- _Source data_:
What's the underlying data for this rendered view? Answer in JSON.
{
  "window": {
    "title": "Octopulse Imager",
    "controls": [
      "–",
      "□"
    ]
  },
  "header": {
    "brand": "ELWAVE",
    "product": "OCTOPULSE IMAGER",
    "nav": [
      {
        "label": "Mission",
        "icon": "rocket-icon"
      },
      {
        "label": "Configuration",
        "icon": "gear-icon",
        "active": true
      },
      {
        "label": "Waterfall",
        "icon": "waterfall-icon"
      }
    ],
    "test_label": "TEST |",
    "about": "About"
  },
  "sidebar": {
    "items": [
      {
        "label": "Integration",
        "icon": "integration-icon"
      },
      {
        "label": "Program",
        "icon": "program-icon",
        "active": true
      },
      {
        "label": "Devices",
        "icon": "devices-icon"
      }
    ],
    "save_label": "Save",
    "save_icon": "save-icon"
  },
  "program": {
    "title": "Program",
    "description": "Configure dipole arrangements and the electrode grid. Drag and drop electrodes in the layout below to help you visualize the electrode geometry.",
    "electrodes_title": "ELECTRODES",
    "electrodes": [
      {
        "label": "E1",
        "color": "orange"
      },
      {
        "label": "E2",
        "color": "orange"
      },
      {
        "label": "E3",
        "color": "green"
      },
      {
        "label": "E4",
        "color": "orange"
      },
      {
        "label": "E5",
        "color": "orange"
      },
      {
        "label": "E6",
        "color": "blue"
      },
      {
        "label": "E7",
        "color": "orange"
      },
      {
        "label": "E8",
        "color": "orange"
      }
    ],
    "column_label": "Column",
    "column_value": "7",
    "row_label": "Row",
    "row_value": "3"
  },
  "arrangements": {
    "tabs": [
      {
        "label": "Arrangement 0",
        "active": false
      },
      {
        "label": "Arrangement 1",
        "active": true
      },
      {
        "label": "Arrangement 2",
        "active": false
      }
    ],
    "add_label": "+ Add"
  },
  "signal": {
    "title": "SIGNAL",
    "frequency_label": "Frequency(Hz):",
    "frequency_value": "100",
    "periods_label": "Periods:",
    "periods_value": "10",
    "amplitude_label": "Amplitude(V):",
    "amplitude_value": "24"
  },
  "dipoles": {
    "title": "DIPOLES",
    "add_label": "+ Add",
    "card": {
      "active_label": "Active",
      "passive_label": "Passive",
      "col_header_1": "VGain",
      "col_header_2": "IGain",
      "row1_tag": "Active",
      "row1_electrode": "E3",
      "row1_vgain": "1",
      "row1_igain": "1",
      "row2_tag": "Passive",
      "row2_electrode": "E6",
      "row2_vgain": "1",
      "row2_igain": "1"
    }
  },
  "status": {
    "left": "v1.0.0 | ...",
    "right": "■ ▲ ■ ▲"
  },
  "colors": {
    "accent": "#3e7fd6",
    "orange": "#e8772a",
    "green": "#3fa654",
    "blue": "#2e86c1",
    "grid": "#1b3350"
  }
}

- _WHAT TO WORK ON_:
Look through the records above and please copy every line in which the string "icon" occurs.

- _SOLUTION_:
        "icon": "rocket-icon"
        "icon": "gear-icon",
        "icon": "waterfall-icon"
        "icon": "integration-icon"
        "icon": "program-icon",
        "icon": "devices-icon"
    "save_icon": "save-icon"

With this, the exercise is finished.